[Action item]: Print all the records below, word for word and in full.
═══ Records supplied ═══
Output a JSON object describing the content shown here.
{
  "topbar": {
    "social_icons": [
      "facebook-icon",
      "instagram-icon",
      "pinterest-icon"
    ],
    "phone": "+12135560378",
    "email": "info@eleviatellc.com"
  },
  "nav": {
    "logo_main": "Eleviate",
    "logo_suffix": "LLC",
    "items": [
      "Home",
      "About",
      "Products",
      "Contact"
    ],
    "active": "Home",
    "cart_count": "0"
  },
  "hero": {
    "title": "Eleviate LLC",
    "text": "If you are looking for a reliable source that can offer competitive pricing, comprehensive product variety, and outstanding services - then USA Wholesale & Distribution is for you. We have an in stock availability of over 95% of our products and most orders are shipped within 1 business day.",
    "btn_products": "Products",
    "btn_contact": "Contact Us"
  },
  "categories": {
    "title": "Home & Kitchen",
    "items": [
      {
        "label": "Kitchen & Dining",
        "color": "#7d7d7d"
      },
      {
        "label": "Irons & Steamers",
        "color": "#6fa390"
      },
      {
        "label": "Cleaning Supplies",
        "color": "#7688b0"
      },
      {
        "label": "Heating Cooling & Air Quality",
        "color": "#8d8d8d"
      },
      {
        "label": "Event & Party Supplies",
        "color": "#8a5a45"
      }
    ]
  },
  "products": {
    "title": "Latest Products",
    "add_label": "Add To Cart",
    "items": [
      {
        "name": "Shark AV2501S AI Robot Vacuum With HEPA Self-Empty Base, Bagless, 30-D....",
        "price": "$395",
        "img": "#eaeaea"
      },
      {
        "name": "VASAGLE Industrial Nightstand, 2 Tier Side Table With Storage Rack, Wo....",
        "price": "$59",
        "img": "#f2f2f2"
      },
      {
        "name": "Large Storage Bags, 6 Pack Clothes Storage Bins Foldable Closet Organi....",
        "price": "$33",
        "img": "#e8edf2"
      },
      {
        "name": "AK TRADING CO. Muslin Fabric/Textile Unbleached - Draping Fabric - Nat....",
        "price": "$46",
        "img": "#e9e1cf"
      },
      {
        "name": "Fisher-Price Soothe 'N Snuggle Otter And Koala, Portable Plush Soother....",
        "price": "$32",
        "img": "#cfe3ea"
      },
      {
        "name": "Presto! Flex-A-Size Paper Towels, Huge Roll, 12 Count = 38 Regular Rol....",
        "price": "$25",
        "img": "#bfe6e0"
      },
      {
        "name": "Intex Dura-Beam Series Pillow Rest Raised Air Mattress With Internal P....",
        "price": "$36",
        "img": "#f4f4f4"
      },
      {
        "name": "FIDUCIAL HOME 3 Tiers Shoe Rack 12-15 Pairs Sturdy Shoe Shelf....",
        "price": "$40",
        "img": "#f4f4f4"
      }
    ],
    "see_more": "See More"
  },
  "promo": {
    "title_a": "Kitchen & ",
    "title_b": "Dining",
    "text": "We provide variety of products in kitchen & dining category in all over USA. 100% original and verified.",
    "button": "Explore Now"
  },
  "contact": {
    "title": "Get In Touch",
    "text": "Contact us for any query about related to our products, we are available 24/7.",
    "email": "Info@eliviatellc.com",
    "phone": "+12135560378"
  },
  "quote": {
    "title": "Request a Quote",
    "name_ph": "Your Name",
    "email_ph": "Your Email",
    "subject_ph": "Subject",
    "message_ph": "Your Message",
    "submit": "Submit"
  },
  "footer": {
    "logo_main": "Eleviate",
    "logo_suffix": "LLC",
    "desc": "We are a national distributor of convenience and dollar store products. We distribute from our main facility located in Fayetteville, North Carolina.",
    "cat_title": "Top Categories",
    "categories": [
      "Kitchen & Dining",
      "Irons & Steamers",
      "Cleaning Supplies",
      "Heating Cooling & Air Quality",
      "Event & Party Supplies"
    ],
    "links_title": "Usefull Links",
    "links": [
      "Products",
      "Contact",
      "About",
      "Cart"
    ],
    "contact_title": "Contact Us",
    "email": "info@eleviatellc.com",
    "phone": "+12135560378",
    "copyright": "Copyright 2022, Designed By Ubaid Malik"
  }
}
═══
[Solution to this problem]:
Output a JSON object describing the content shown here.
{
  "topbar": {
    "social_icons": [
      "facebook-icon",
      "instagram-icon",
      "pinterest-icon"
    ],
    "phone": "+12135560378",
    "email": "info@eleviatellc.com"
  },
  "nav": {
    "logo_main": "Eleviate",
    "logo_suffix": "LLC",
    "items": [
      "Home",
      "About",
      "Products",
      "Contact"
    ],
    "active": "Home",
    "cart_count": "0"
  },
  "hero": {
    "title": "Eleviate LLC",
    "text": "If you are looking for a reliable source that can offer competitive pricing, comprehensive product variety, and outstanding services - then USA Wholesale & Distribution is for you. We have an in stock availability of over 95% of our products and most orders are shipped within 1 business day.",
    "btn_products": "Products",
    "btn_contact": "Contact Us"
  },
  "categories": {
    "title": "Home & Kitchen",
    "items": [
      {
        "label": "Kitchen & Dining",
        "color": "#7d7d7d"
      },
      {
        "label": "Irons & Steamers",
        "color": "#6fa390"
      },
      {
        "label": "Cleaning Supplies",
        "color": "#7688b0"
      },
      {
        "label": "Heating Cooling & Air Quality",
        "color": "#8d8d8d"
      },
      {
        "label": "Event & Party Supplies",
        "color": "#8a5a45"
      }
    ]
  },
  "products": {
    "title": "Latest Products",
    "add_label": "Add To Cart",
    "items": [
      {
        "name": "Shark AV2501S AI Robot Vacuum With HEPA Self-Empty Base, Bagless, 30-D....",
        "price": "$395",
        "img": "#eaeaea"
      },
      {
        "name": "VASAGLE Industrial Nightstand, 2 Tier Side Table With Storage Rack, Wo....",
        "price": "$59",
        "img": "#f2f2f2"
      },
      {
        "name": "Large Storage Bags, 6 Pack Clothes Storage Bins Foldable Closet Organi....",
        "price": "$33",
        "img": "#e8edf2"
      },
      {
        "name": "AK TRADING CO. Muslin Fabric/Textile Unbleached - Draping Fabric - Nat....",
        "price": "$46",
        "img": "#e9e1cf"
      },
      {
        "name": "Fisher-Price Soothe 'N Snuggle Otter And Koala, Portable Plush Soother....",
        "price": "$32",
        "img": "#cfe3ea"
      },
      {
        "name": "Presto! Flex-A-Size Paper Towels, Huge Roll, 12 Count = 38 Regular Rol....",
        "price": "$25",
        "img": "#bfe6e0"
      },
      {
        "name": "Intex Dura-Beam Series Pillow Rest Raised Air Mattress With Internal P....",
        "price": "$36",
        "img": "#f4f4f4"
      },
      {
        "name": "FIDUCIAL HOME 3 Tiers Shoe Rack 12-15 Pairs Sturdy Shoe Shelf....",
        "price": "$40",
        "img": "#f4f4f4"
      }
    ],
    "see_more": "See More"
  },
  "promo": {
    "title_a": "Kitchen & ",
    "title_b": "Dining",
    "text": "We provide variety of products in kitchen & dining category in all over USA. 100% original and verified.",
    "button": "Explore Now"
  },
  "contact": {
    "title": "Get In Touch",
    "text": "Contact us for any query about related to our products, we are available 24/7.",
    "email": "Info@eliviatellc.com",
    "phone": "+12135560378"
  },
  "quote": {
    "title": "Request a Quote",
    "name_ph": "Your Name",
    "email_ph": "Your Email",
    "subject_ph": "Subject",
    "message_ph": "Your Message",
    "submit": "Submit"
  },
  "footer": {
    "logo_main": "Eleviate",
    "logo_suffix": "LLC",
    "desc": "We are a national distributor of convenience and dollar store products. We distribute from our main facility located in Fayetteville, North Carolina.",
    "cat_title": "Top Categories",
    "categories": [
      "Kitchen & Dining",
      "Irons & Steamers",
      "Cleaning Supplies",
      "Heating Cooling & Air Quality",
      "Event & Party Supplies"
    ],
    "links_title": "Usefull Links",
    "links": [
      "Products",
      "Contact",
      "About",
      "Cart"
    ],
    "contact_title": "Contact Us",
    "email": "info@eleviatellc.com",
    "phone": "+12135560378",
    "copyright": "Copyright 2022, Designed By Ubaid Malik"
  }
}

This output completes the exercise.